The view of Marsaxlokk bay with fishing boats - luzzu.
A luzzu (pronounced like lwtsw in Maltese) is a traditional fishing boat from the Maltese islands. They are brightly painted in shades of yellow, red, green and blue, and the bow is normally pointed with a pair of eyes. These eyes may be the modern survival of an ancient Phoenician custom (also practiced by the ancient Greeks); they are sometimes (and probably inaccurately) referred to as the Eye of Horus or of Osiris.
The luzzu has a double-ended hull. A variant, the kajjik, is similar in appearance, but has a square transom.
The design of the Luzzu, like that of another Maltese boat, the dghajsa, is believed to date back at least to the Phoenician times. The luzzu has survived because it tends to be a sturdy and stable boat even in bad weather. Originally, the luzzu was equipped with sails although nowadays almost all are motorised, with onboard diesel engines being the most common. Some luzzi have been converted to passenger carriers for tourists although the vast majority continue to be used as fishing vessels.

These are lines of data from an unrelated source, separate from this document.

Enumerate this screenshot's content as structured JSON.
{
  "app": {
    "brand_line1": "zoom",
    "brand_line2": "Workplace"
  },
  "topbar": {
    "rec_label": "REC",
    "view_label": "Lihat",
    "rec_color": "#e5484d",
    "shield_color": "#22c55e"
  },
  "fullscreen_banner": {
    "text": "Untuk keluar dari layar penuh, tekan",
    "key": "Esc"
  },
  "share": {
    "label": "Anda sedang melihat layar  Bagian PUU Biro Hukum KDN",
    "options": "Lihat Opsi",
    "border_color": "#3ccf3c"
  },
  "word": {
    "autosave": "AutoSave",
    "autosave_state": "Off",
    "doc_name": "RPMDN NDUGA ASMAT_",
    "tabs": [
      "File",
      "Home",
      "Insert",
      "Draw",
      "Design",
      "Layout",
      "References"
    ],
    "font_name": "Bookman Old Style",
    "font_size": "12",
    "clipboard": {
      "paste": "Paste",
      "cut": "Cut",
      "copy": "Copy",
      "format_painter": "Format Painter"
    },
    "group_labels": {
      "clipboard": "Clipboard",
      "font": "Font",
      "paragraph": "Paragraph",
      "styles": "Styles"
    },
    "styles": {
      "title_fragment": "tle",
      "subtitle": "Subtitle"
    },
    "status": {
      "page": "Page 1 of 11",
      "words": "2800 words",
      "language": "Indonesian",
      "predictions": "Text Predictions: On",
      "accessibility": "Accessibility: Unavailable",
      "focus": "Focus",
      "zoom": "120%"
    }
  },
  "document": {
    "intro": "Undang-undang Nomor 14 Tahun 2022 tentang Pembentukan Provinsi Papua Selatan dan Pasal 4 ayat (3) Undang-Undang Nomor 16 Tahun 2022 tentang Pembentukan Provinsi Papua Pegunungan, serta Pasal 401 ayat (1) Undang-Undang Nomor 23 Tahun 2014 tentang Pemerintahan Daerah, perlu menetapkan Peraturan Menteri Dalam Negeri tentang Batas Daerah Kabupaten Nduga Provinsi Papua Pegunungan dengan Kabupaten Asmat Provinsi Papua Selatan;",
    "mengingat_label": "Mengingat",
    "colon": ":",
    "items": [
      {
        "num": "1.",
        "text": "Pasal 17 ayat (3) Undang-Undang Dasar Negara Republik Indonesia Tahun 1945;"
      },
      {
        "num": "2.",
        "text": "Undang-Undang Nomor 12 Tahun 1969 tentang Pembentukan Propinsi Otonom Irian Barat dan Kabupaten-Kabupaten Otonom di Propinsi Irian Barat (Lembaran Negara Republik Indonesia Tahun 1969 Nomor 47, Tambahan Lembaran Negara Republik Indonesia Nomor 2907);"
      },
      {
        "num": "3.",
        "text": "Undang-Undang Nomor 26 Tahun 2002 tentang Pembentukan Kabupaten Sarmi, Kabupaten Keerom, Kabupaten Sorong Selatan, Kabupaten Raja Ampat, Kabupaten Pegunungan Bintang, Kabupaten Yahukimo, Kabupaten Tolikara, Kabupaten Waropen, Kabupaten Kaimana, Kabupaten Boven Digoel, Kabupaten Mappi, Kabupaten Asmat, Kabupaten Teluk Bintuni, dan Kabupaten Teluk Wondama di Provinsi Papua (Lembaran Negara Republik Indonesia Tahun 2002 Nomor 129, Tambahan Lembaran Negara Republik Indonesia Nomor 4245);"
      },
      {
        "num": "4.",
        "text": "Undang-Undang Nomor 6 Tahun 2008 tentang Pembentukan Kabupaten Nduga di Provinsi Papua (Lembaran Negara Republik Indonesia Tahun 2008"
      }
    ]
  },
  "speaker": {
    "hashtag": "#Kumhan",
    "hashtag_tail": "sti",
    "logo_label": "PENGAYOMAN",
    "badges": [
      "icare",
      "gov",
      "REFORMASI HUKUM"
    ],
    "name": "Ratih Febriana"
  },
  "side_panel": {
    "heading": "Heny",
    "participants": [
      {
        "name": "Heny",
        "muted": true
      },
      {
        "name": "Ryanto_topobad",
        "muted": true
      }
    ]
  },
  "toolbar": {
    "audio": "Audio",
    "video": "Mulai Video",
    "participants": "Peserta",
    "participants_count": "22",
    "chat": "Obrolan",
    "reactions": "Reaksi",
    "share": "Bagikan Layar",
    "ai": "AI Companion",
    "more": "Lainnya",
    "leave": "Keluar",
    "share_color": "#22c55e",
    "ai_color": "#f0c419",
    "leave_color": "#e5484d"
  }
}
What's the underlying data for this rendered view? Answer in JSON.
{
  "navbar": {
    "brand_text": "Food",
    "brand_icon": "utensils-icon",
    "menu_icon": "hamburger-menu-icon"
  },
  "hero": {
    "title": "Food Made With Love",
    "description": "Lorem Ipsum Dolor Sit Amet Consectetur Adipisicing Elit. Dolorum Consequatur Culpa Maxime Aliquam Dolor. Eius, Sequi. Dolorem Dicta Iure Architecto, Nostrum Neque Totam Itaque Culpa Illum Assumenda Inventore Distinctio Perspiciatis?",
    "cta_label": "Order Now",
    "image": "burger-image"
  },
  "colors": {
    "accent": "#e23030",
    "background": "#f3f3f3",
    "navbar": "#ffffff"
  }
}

The town of Marsaxlokk is especially famous for the large numbers of luzzu and similar craft operating in its harbor.
The luzzu is one of the symbols of Malta and is featured on the reverse of the older series (1979-89) of Maltese lira coins.